Action item.
Each line below that includes "value" counts once; report the total and nothing more.

START Material shown

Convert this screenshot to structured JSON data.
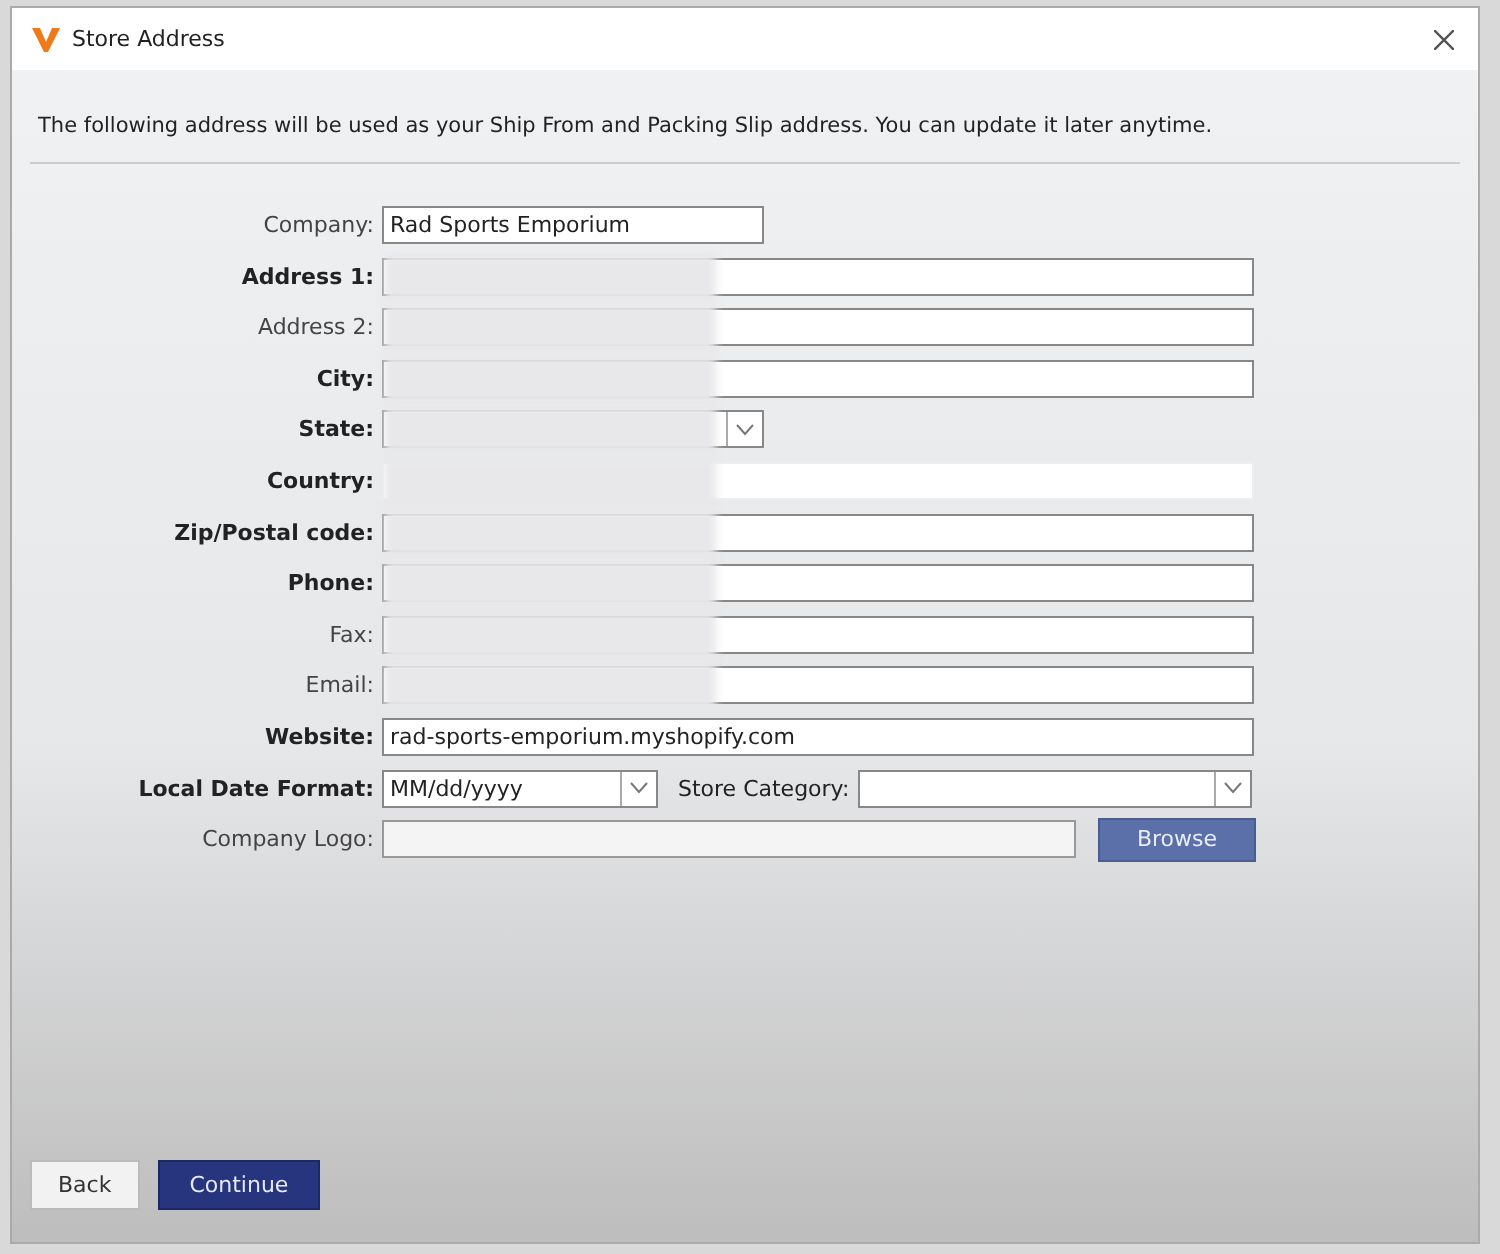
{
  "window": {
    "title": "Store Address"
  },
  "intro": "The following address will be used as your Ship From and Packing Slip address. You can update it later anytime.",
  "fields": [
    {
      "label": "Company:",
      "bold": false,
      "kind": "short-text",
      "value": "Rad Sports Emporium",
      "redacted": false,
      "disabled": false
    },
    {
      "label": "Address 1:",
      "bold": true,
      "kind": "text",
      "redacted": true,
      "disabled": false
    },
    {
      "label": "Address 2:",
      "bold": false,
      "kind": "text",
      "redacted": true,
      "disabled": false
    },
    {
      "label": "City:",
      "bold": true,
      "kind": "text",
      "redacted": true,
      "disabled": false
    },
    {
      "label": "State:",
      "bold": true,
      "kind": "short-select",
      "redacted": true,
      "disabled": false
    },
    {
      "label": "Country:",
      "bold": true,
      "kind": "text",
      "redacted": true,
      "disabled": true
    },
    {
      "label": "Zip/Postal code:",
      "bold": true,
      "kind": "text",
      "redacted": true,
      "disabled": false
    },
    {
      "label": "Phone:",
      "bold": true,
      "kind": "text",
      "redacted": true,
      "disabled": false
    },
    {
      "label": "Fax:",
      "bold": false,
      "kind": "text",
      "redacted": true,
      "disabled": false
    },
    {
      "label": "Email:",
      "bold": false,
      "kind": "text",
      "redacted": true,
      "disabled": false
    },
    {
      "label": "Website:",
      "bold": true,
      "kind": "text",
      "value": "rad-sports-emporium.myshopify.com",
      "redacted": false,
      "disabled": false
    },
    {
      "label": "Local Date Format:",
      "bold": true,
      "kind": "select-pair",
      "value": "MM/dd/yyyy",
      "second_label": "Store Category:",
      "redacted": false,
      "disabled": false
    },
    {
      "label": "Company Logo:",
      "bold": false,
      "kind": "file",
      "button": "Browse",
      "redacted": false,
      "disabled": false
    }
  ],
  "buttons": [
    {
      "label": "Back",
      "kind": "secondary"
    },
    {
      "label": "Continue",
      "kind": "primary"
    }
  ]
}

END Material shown
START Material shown

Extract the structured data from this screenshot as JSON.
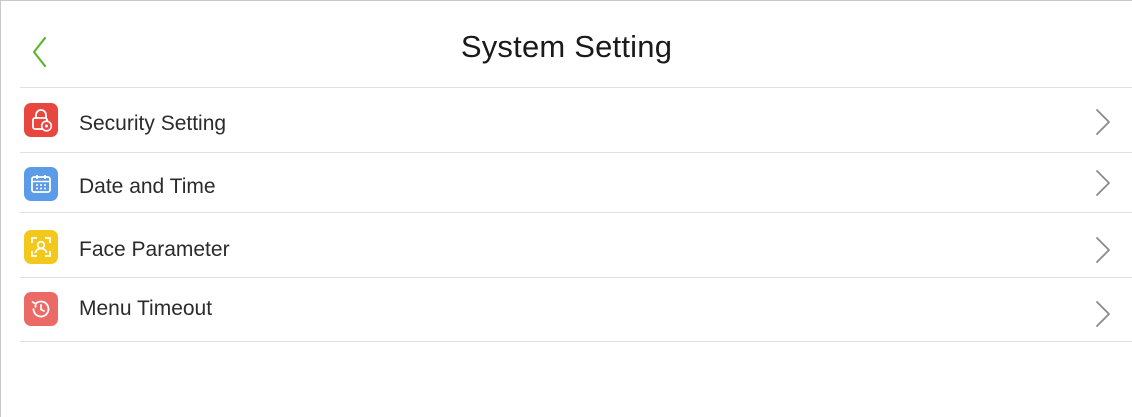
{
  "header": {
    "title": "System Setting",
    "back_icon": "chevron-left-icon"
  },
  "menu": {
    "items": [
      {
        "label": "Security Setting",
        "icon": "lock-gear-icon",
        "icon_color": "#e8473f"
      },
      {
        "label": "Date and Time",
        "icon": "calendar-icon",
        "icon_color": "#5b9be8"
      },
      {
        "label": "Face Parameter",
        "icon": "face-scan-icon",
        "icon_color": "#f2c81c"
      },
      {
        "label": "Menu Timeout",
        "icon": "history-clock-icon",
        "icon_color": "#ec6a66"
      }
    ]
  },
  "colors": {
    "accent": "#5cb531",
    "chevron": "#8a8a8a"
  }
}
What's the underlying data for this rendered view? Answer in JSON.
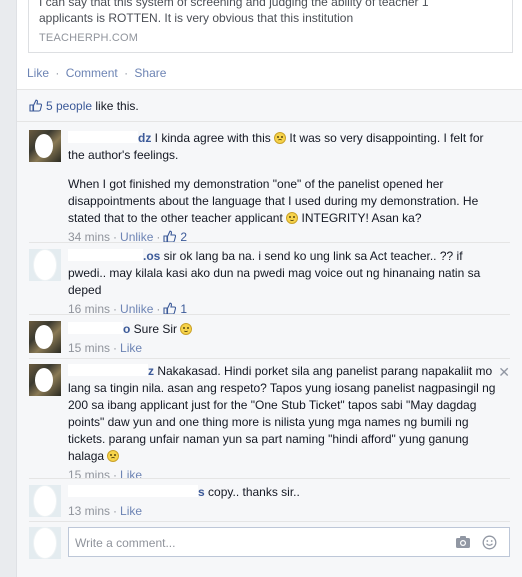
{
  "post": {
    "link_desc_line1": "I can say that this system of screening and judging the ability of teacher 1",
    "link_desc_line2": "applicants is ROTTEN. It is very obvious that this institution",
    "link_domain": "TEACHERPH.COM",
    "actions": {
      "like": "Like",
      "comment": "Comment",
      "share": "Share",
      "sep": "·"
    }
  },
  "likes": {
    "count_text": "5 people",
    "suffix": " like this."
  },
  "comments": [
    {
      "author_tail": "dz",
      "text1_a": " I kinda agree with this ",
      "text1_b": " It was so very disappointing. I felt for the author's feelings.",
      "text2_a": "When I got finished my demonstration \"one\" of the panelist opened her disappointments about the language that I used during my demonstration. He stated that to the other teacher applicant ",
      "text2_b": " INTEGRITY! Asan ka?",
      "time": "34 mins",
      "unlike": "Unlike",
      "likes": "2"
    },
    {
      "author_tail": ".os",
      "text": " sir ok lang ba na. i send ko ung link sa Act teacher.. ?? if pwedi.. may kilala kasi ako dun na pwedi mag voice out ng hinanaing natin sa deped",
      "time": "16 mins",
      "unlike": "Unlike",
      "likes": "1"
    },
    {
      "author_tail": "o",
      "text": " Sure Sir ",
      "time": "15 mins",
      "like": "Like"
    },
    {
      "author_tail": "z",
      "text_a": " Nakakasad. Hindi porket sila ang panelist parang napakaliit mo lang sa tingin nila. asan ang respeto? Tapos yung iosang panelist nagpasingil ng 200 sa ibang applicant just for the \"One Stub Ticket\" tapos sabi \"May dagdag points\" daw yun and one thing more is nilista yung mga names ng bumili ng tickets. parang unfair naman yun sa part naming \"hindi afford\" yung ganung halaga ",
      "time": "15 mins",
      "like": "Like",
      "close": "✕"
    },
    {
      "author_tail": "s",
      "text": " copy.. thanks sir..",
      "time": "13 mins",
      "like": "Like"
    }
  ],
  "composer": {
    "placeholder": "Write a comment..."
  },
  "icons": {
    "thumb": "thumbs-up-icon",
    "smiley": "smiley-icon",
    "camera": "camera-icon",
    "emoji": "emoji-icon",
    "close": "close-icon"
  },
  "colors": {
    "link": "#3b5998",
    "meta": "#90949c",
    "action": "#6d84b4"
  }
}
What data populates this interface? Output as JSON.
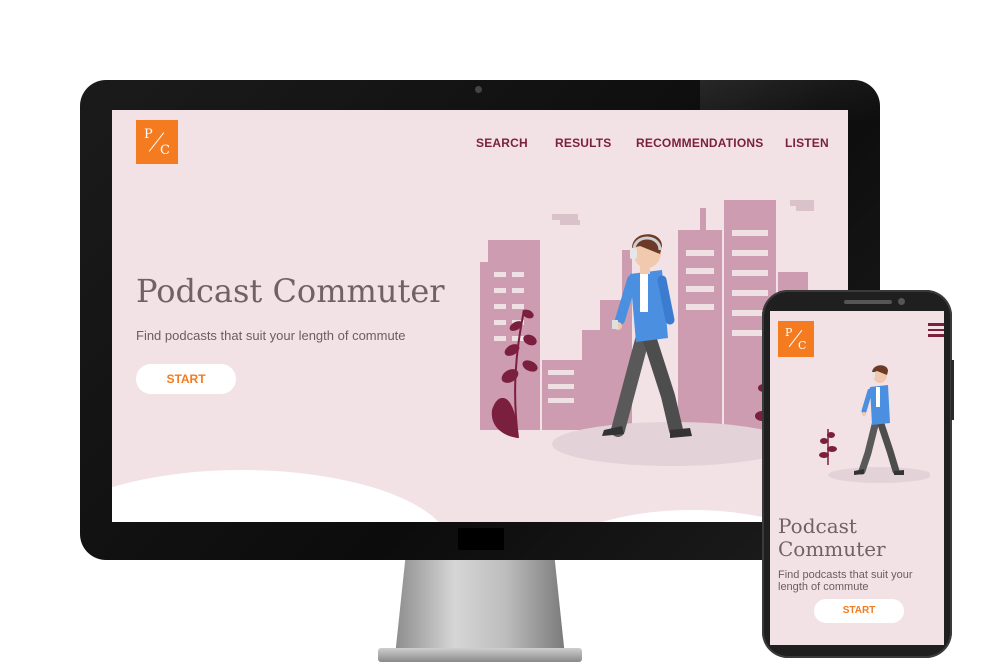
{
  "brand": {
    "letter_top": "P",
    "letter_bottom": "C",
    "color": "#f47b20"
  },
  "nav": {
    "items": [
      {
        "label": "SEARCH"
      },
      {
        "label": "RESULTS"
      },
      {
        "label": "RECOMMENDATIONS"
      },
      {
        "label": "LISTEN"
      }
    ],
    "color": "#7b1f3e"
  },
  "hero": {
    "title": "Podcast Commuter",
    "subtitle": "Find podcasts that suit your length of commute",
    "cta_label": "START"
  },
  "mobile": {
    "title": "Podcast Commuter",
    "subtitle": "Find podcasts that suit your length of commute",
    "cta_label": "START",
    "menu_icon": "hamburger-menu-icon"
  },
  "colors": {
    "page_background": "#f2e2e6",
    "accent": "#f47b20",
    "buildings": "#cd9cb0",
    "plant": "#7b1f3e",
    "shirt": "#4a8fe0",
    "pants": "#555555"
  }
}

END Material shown

Reply to the exercise.
3